» WHAT YOU ARE ASKED TO DO
Take the entries that follow and write them out again, word for word.

» GIVEN RECORDS
★ ★ ★ ★
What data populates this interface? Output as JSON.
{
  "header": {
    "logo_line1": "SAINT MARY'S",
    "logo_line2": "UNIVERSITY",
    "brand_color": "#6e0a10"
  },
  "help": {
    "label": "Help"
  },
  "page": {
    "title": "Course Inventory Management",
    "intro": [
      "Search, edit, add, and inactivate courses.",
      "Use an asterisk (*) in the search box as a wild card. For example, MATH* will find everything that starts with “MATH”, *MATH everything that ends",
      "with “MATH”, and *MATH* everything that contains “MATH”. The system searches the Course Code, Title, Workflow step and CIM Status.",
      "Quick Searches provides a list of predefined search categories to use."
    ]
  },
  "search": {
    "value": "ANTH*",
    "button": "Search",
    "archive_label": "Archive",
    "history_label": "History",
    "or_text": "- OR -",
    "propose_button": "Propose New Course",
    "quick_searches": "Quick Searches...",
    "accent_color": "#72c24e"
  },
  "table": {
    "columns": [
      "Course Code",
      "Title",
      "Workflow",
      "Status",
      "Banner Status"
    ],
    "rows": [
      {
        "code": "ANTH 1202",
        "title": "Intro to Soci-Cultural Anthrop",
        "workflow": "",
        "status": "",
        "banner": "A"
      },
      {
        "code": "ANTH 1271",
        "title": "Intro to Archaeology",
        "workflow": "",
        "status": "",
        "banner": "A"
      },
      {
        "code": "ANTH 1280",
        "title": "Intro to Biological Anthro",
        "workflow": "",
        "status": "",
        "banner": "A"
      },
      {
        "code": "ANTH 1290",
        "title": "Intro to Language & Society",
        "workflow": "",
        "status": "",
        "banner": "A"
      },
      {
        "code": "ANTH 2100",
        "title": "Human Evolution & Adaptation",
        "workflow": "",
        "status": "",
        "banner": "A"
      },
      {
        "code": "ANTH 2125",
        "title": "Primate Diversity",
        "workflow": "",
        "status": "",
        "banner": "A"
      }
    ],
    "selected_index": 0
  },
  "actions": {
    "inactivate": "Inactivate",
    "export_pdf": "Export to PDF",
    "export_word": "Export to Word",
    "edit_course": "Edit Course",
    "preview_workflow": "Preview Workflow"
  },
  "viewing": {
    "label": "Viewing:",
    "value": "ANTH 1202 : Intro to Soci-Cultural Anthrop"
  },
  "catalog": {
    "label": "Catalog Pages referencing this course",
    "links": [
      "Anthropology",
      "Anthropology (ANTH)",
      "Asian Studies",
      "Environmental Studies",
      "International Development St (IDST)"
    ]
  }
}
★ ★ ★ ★
» EXPECTED ANSWER
What data populates this interface? Output as JSON.
{
  "header": {
    "logo_line1": "SAINT MARY'S",
    "logo_line2": "UNIVERSITY",
    "brand_color": "#6e0a10"
  },
  "help": {
    "label": "Help"
  },
  "page": {
    "title": "Course Inventory Management",
    "intro": [
      "Search, edit, add, and inactivate courses.",
      "Use an asterisk (*) in the search box as a wild card. For example, MATH* will find everything that starts with “MATH”, *MATH everything that ends",
      "with “MATH”, and *MATH* everything that contains “MATH”. The system searches the Course Code, Title, Workflow step and CIM Status.",
      "Quick Searches provides a list of predefined search categories to use."
    ]
  },
  "search": {
    "value": "ANTH*",
    "button": "Search",
    "archive_label": "Archive",
    "history_label": "History",
    "or_text": "- OR -",
    "propose_button": "Propose New Course",
    "quick_searches": "Quick Searches...",
    "accent_color": "#72c24e"
  },
  "table": {
    "columns": [
      "Course Code",
      "Title",
      "Workflow",
      "Status",
      "Banner Status"
    ],
    "rows": [
      {
        "code": "ANTH 1202",
        "title": "Intro to Soci-Cultural Anthrop",
        "workflow": "",
        "status": "",
        "banner": "A"
      },
      {
        "code": "ANTH 1271",
        "title": "Intro to Archaeology",
        "workflow": "",
        "status": "",
        "banner": "A"
      },
      {
        "code": "ANTH 1280",
        "title": "Intro to Biological Anthro",
        "workflow": "",
        "status": "",
        "banner": "A"
      },
      {
        "code": "ANTH 1290",
        "title": "Intro to Language & Society",
        "workflow": "",
        "status": "",
        "banner": "A"
      },
      {
        "code": "ANTH 2100",
        "title": "Human Evolution & Adaptation",
        "workflow": "",
        "status": "",
        "banner": "A"
      },
      {
        "code": "ANTH 2125",
        "title": "Primate Diversity",
        "workflow": "",
        "status": "",
        "banner": "A"
      }
    ],
    "selected_index": 0
  },
  "actions": {
    "inactivate": "Inactivate",
    "export_pdf": "Export to PDF",
    "export_word": "Export to Word",
    "edit_course": "Edit Course",
    "preview_workflow": "Preview Workflow"
  },
  "viewing": {
    "label": "Viewing:",
    "value": "ANTH 1202 : Intro to Soci-Cultural Anthrop"
  },
  "catalog": {
    "label": "Catalog Pages referencing this course",
    "links": [
      "Anthropology",
      "Anthropology (ANTH)",
      "Asian Studies",
      "Environmental Studies",
      "International Development St (IDST)"
    ]
  }
}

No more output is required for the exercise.